TONY SCHWARTZ:  I met a woman who was a cashier at Macy's, and her name was Louise Bennett. And she knew all the Jamaican folklore. And I played those songs to Harry Belafonte.

 [BANANA BOAT SONG/UP & UNDER]

I got from a nightclub in Africa songs like Wimoweh. Remember that?

 [PAUL ROBESON SINGING SLEEP MY CHILD IN GERMAN]

TONY SCHWARTZ [ON AIR]: Good morning. Today I'd like to play two beautiful songs, sung by Paul Robeson.

TONY SCHWARTZ:  I think he was one of the great singers of our time. And in the McCarthy era, Robeson couldn't travel because they called him a Communist, which is ridiculous. He wasn't a Communist. He just believed in [LAUGHS] internationalism.
The ridiculousness of this McCarthy era - you know, he started the whole thing of loyalty oaths. Most people think of evil as the sounds of gunfire or thunder or lightning, or something.

  [CLIP]:

INTERROGATOR:  And did you, as a witness, did you conduct yourself like -

  [COMMITTEE TESTIMONY/UP & UNDER]

TONY SCHWARTZ:  I found and believe that the most evil sounds in the world are the sounds out of mouths of people.

INTERROGATOR:  -concluded, and unanimously so…

  [WOMAN SINGING SPIRITUAL/UP & UNDER]:

TONY SCHWARTZ:  I've used media to shame people into proper behavior.  In primitive cultures, if someone did something shameful and word of mouth got around the village in an hour or so, in our culture the same thing exists, but if you divide the distance of our country into the speed of sound, you'd find that it would take 1/64th of a second to reach across the country by telephone, radio, television or anything like that.

     [MUSIC UP AND UNDER]

My brother built a one-tube radio which never worked, and I used to go up in the attic and play a spaceship like Jack Armstrong. I was also interested in physics, and the physics teacher was interested in amateur radio. And I first built my own receivers and huge 20-meter antennas, and I built my own little shack where I had a 16 x 16, and I had my radio station in the front, my bed in the back. And I ran a telephone line up to the house so my mother could call me in for [LAUGHS] supper. I made up short-wave listener cards. I'd speak to them on the radio, and then I would tell them how they're coming in.

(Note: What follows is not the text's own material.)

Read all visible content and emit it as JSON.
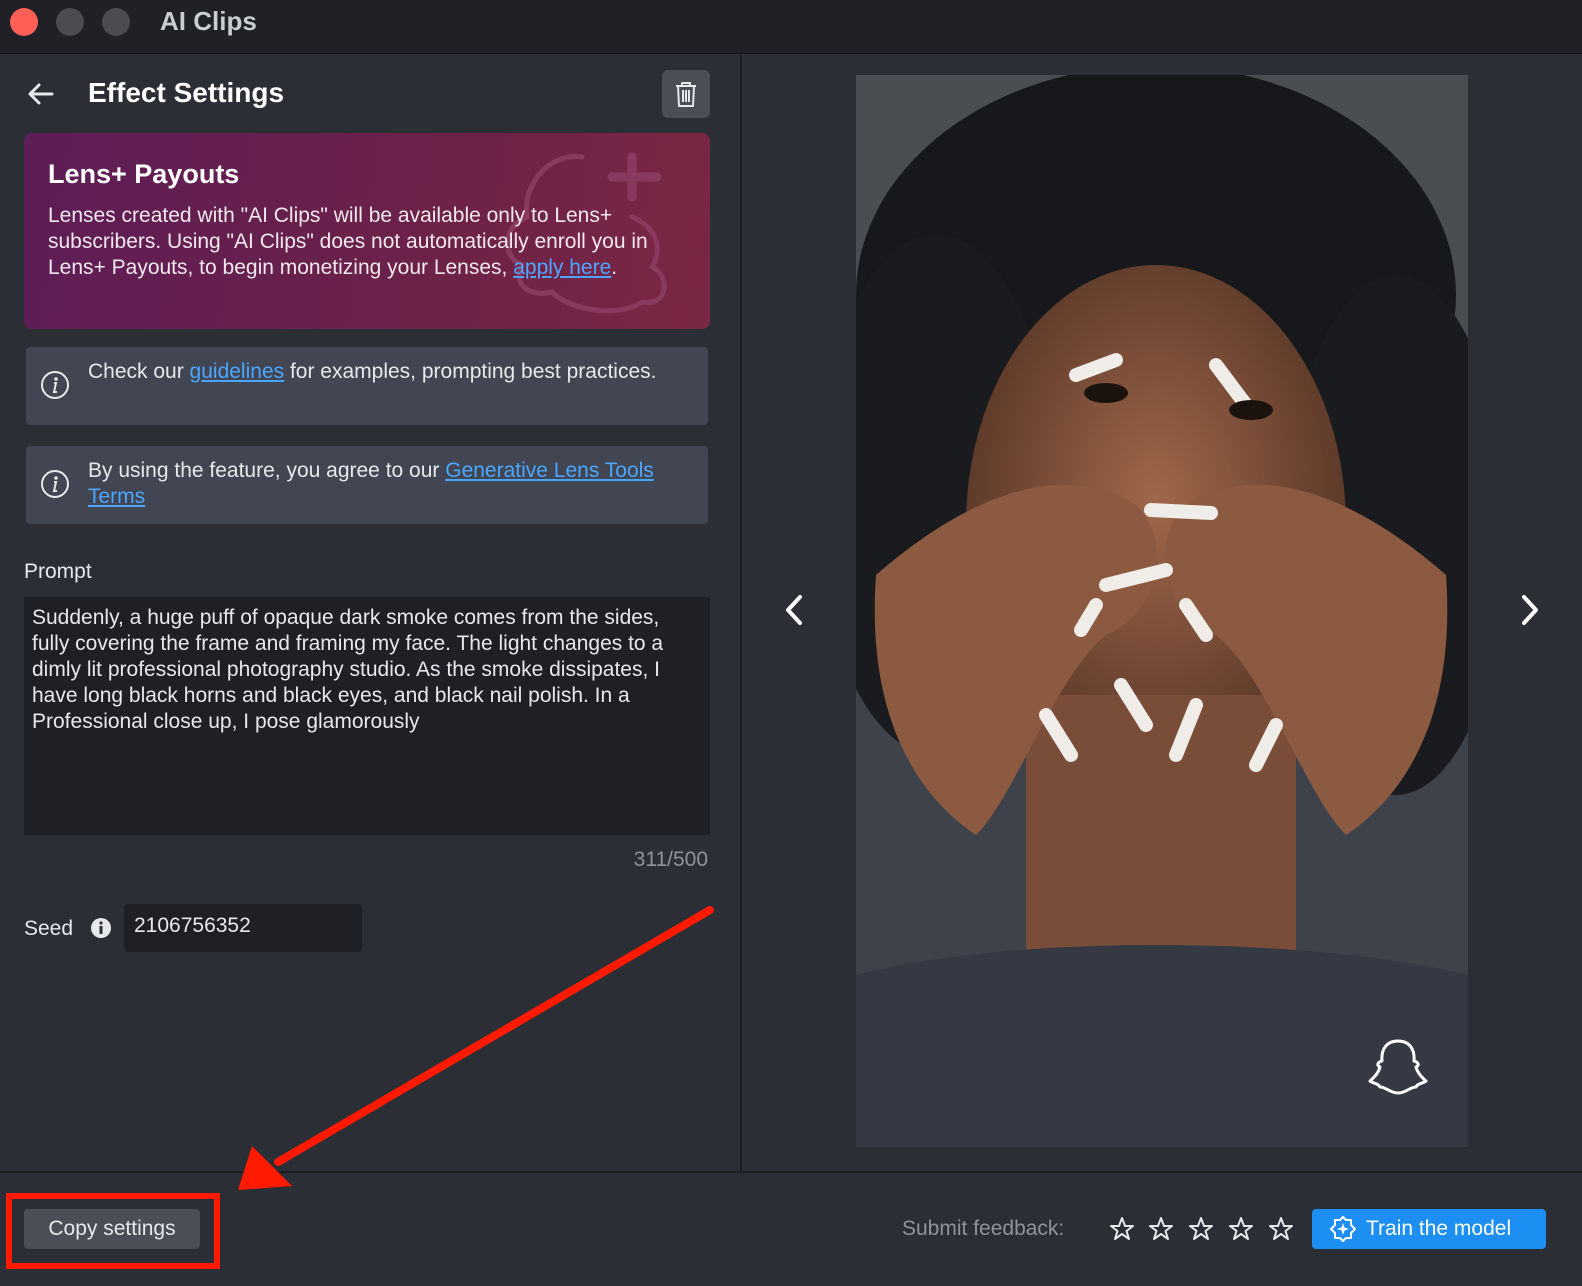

I think the most important thing we can work on in communication is to make the world safer for the people who live in it. People, that's what I was most interested in, people and their, their life and what they do.

  [MUSIC/MUSIC UP AND UNDER]

BROOKE GLADSTONE:  This reflection on Tony Schwartz was produced by Davia Nelson and Nikki Silva, the Kitchen Sisters.

  [SOUNDS UP & UNDER]

BOB GARFIELD:  That’s it for this week’s show. On the Media was produced by Jamie York, Alex Goldman, PJ Vogt, Sarah Abdurrahman and Chris Neary, with more help from Amy DiPierro and Eliza Novick-Smith, and edited - by Brooke. Our technical director is Jennifer Munson. Our engineer this week was Andrew Dunne.

BROOKE GLADSTONE:  Katya Rogers is our senor producer. Ellen Horne is WNYC’s senior director of National Programs. Bassist composer Ben Allison wrote our theme. You can listen to the program and find transcripts in onthemedia.org. You can find us on Facebook or follow us on Twitter, and you can email us at onthemedia@wnyc.org. On the Media is produced by WNYC and distributed by NPR. I’m Brooke Gladstone.

BOB GARFIELD:  And I’m Bob Garfield. Hey Brooke, what’s this sound? [SCRATCHING SOUNDS]

BROOKE GLADSTONE:  Are you - striking a match?

BOB GARFIELD:  Lighter, lit my cigar.

BROOKE GLADSTONE:  [LAUGHS] Okay?

BOB GARFIELD:  What’s this one?        

  [PAPER RIPPING SOUNDS]

BROOKE GLADSTONE:  You’re tearing paper.

BOB GARFIELD:  Exactly. How about this? [PAUSE]

BROOKE GLADSTONE:  You’ve - just fallen asleep?

  [THEME MUSIC/UP AND UNDER]

BOB GARFIELD:  Nope. That’s the sound between “Edited by” and “Brooke.” [LAUGHS]

BROOKE GLADSTONE:  Bye, Bob.

BOB GARFIELD:  Bye, Brooke.